====== Exercise input

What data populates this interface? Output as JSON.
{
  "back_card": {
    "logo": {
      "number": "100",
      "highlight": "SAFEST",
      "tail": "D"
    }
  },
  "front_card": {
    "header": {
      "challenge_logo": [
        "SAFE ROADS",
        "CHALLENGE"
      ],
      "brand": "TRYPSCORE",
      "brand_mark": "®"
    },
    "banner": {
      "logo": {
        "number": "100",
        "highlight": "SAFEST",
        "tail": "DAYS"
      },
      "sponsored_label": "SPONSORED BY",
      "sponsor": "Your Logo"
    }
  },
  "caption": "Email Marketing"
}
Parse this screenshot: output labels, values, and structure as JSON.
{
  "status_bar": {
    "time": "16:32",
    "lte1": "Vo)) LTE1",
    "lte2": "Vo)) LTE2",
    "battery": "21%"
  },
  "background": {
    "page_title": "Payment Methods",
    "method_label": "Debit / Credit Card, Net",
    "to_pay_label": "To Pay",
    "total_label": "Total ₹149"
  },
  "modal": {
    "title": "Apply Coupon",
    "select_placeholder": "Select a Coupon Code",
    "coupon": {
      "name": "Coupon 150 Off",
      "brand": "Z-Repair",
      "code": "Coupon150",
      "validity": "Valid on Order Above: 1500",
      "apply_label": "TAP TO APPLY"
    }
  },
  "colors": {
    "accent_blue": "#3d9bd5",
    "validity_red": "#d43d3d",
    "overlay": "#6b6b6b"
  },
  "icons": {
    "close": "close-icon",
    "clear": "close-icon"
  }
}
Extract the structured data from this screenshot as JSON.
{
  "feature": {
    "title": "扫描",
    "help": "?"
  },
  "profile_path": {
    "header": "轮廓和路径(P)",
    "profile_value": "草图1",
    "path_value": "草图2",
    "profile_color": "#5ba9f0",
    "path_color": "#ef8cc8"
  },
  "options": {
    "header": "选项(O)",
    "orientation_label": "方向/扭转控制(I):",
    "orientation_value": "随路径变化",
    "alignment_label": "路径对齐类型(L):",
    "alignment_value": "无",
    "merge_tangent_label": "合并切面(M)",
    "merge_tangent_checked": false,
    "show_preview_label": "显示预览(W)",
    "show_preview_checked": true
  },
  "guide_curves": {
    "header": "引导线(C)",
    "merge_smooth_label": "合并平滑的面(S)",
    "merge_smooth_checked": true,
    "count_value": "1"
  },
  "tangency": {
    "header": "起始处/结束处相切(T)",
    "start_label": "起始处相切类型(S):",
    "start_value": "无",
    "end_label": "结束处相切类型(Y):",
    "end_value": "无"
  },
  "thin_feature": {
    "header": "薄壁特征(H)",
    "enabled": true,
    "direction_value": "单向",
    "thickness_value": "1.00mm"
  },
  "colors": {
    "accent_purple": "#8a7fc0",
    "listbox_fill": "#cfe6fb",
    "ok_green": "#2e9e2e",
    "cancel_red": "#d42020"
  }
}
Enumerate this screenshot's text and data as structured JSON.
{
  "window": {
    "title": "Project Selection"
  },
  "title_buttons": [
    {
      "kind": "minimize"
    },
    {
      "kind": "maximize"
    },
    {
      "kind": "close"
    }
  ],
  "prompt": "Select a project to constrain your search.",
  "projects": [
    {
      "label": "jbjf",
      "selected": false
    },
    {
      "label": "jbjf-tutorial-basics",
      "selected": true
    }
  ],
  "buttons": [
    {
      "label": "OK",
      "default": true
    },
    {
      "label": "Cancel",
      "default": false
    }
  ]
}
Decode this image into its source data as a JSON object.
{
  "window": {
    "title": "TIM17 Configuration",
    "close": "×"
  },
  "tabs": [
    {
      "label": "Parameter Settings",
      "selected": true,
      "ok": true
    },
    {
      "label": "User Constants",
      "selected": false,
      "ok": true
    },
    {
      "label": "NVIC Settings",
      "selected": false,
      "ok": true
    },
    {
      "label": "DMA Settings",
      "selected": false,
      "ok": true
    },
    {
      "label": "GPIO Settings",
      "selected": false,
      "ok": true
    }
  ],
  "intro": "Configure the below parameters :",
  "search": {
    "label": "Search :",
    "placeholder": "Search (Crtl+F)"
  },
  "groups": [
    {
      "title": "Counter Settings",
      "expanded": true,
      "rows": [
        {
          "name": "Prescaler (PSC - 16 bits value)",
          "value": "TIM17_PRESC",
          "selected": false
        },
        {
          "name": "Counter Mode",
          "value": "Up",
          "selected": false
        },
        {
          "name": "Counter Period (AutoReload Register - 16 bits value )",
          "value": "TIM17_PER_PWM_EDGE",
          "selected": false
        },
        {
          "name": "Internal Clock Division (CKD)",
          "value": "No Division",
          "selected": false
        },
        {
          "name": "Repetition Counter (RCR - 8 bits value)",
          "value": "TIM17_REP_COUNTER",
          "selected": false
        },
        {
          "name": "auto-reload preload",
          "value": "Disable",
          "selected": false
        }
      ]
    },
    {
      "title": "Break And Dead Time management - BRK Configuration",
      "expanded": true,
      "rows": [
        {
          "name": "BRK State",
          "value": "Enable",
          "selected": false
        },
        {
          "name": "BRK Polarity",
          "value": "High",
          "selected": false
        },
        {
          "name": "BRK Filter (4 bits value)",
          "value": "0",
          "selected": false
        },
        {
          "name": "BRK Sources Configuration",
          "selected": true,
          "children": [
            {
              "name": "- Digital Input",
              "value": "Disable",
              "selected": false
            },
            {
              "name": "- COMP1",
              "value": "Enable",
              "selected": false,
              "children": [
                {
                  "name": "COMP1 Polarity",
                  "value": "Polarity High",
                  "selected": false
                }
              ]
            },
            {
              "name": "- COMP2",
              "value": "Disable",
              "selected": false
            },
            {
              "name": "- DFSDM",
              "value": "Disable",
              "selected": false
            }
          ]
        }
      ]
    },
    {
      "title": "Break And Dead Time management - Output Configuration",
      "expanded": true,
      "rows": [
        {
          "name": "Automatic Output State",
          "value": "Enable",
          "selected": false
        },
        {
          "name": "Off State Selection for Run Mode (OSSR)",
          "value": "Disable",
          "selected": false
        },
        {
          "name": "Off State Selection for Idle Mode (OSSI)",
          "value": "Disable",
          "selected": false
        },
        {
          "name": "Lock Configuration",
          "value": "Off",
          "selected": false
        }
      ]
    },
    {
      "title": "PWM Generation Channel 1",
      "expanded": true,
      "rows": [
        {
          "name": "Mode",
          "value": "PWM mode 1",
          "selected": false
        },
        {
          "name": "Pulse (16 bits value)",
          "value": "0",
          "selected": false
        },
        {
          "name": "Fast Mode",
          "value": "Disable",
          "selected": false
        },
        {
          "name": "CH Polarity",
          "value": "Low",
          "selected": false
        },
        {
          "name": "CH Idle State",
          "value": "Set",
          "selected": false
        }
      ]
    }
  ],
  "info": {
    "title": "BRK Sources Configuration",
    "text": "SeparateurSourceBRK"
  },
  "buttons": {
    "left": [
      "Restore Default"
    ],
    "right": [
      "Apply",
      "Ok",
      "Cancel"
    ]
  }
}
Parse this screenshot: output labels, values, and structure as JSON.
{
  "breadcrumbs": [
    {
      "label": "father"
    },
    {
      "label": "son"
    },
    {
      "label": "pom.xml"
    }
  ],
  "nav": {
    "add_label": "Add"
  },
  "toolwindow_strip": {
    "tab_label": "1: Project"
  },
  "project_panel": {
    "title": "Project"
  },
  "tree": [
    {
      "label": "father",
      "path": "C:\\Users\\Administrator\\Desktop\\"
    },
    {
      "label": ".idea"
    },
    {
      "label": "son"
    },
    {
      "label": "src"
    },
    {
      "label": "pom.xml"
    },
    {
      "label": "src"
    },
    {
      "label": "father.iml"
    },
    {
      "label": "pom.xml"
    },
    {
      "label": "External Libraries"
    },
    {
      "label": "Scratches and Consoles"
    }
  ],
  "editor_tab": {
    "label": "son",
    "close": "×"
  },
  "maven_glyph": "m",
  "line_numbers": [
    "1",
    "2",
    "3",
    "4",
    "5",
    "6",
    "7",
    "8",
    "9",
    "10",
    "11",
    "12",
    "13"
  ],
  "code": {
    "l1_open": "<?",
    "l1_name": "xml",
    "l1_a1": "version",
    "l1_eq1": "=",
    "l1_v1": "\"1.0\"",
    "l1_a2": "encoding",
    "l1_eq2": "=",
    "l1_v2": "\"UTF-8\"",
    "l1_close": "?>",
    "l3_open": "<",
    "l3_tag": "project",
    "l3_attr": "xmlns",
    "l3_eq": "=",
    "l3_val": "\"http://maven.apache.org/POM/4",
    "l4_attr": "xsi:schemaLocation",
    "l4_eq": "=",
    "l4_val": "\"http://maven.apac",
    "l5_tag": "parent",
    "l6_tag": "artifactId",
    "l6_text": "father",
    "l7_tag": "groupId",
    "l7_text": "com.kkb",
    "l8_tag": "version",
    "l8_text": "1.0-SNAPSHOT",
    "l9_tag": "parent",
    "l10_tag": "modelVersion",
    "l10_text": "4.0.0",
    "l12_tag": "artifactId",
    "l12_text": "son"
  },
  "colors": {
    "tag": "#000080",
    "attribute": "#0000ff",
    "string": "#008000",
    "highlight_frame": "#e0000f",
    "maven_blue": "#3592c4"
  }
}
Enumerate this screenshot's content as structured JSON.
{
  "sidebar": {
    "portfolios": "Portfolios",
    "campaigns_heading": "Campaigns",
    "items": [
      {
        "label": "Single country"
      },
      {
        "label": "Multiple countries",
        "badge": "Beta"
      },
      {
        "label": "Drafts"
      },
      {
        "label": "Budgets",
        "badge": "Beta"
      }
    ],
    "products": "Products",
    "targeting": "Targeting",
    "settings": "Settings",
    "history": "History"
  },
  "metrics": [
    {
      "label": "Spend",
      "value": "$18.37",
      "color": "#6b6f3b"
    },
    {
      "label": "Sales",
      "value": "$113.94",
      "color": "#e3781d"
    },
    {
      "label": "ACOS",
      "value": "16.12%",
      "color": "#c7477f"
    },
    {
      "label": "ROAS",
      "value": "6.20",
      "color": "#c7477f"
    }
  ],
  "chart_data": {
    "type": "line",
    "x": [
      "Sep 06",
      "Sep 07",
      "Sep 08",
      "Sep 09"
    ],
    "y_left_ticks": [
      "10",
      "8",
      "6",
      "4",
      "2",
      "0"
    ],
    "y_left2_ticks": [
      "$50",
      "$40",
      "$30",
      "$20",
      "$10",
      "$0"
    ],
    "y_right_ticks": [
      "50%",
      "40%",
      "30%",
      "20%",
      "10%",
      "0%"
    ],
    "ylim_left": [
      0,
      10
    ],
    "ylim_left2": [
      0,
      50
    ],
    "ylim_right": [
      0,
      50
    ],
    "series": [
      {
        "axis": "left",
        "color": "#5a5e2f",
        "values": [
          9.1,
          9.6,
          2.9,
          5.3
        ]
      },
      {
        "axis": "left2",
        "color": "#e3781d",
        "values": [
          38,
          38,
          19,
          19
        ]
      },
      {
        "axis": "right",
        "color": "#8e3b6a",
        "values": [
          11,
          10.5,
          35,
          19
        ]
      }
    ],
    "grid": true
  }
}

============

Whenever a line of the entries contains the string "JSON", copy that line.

Answer space:
What data populates this interface? Output as JSON.
Parse this screenshot: output labels, values, and structure as JSON.
Extract the structured data from this screenshot as JSON.
Enumerate this screenshot's text and data as structured JSON.
Decode this image into its source data as a JSON object.
Parse this screenshot: output labels, values, and structure as JSON.
Enumerate this screenshot's content as structured JSON.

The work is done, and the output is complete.